Researchers in New York have found that treating human prostate cancer cells with a drug that targets a protein called PHLPP2 may prevent the cancer cells from spreading to other organs in the body. The study, which will be published May 15 in the Journal of Cell Biology, reveals that inhibiting PHLPP2 lowered the levels of MYC, an oncogenic protein that causes many different types of cancer that cannot be targeted by conventional drug therapies.
MYC is a powerful oncogene because it drives cell growth and proliferation and enhances cell metabolism and survival. "It is estimated that 450,000 Americans are diagnosed each year with a cancer that is driven by MYC," says co-senior author Dawid G. Nowak, who is currently an assistant professor at Weill Cornell Medicine.
One type of cancer associated with elevated MYC levels is metastatic prostate cancer. According to the American Cancer Society, around one in nine men will be diagnosed with prostate cancer during their lifetime.

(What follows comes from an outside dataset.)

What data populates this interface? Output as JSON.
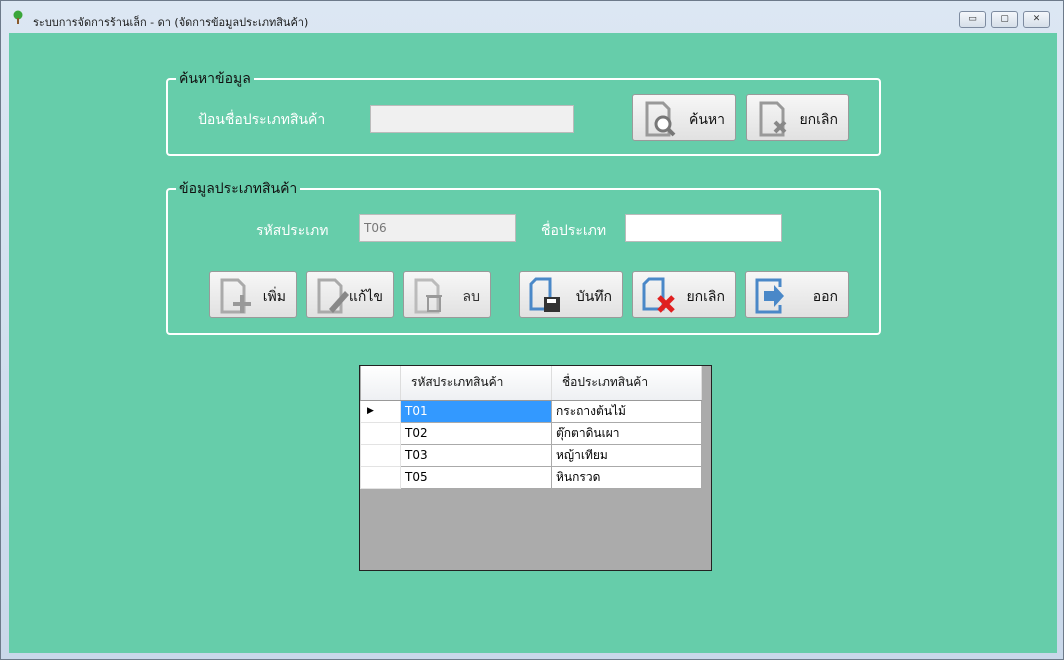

The disease is the second leading cause of cancer death among American men and is projected to kill over 30,000 people in 2019. The vast majority of these deaths are the result of cancers that spread, or metastasize, from the prostate to other organs in the body.
"The five-year survival of metastatic prostate cancer is only 28%, whereas the five-year survival of prostate-confined disease is almost 99%," explains Lloyd C. Trotman, a professor at Cold Spring Harbor Laboratory and co-senior author of the new study.
The protein PHLPP2 is also elevated in metastatic prostate cancer cells. PHLPP2 is a phosphatase enzyme that can remove phosphate groups from other proteins, but the role of this protein in prostate cancer was previously unclear. In the new study, Nowak, Trotman, and colleagues found that metastatic prostate cancer cells require PHLPP2 to survive and proliferate. They discovered that PHLPP2 helps stabilize MYC by removing a phosphate group that would otherwise trigger MYC's destruction.
The researchers deleted the Phlpp2 gene in mice and found that doing so prevented prostate cancer cells from metastasizing to other organs. This is significant because researchers have been unable to develop treatments that directly inhibit MYC, as it does not contain any features that can be easily targeted with a drug.
Trotman and colleagues then turned to human prostate cancer cells, which they treated with a drug that inhibits PHLPP2. This lowered MYC levels and caused the cells to stop proliferating and die.
PHLPP2 does not appear to perform any essential functions in healthy cells, so researchers suggest the enzyme could be an attractive way to indirectly target MYC in metastatic prostate cancer and possibly other cancers, too.
"Our results suggest that targeted efforts to design pharmacologically relevant PHLPP2 inhibitors could result in very efficient new drugs that suppress MYC-driven cancer," Trotman says.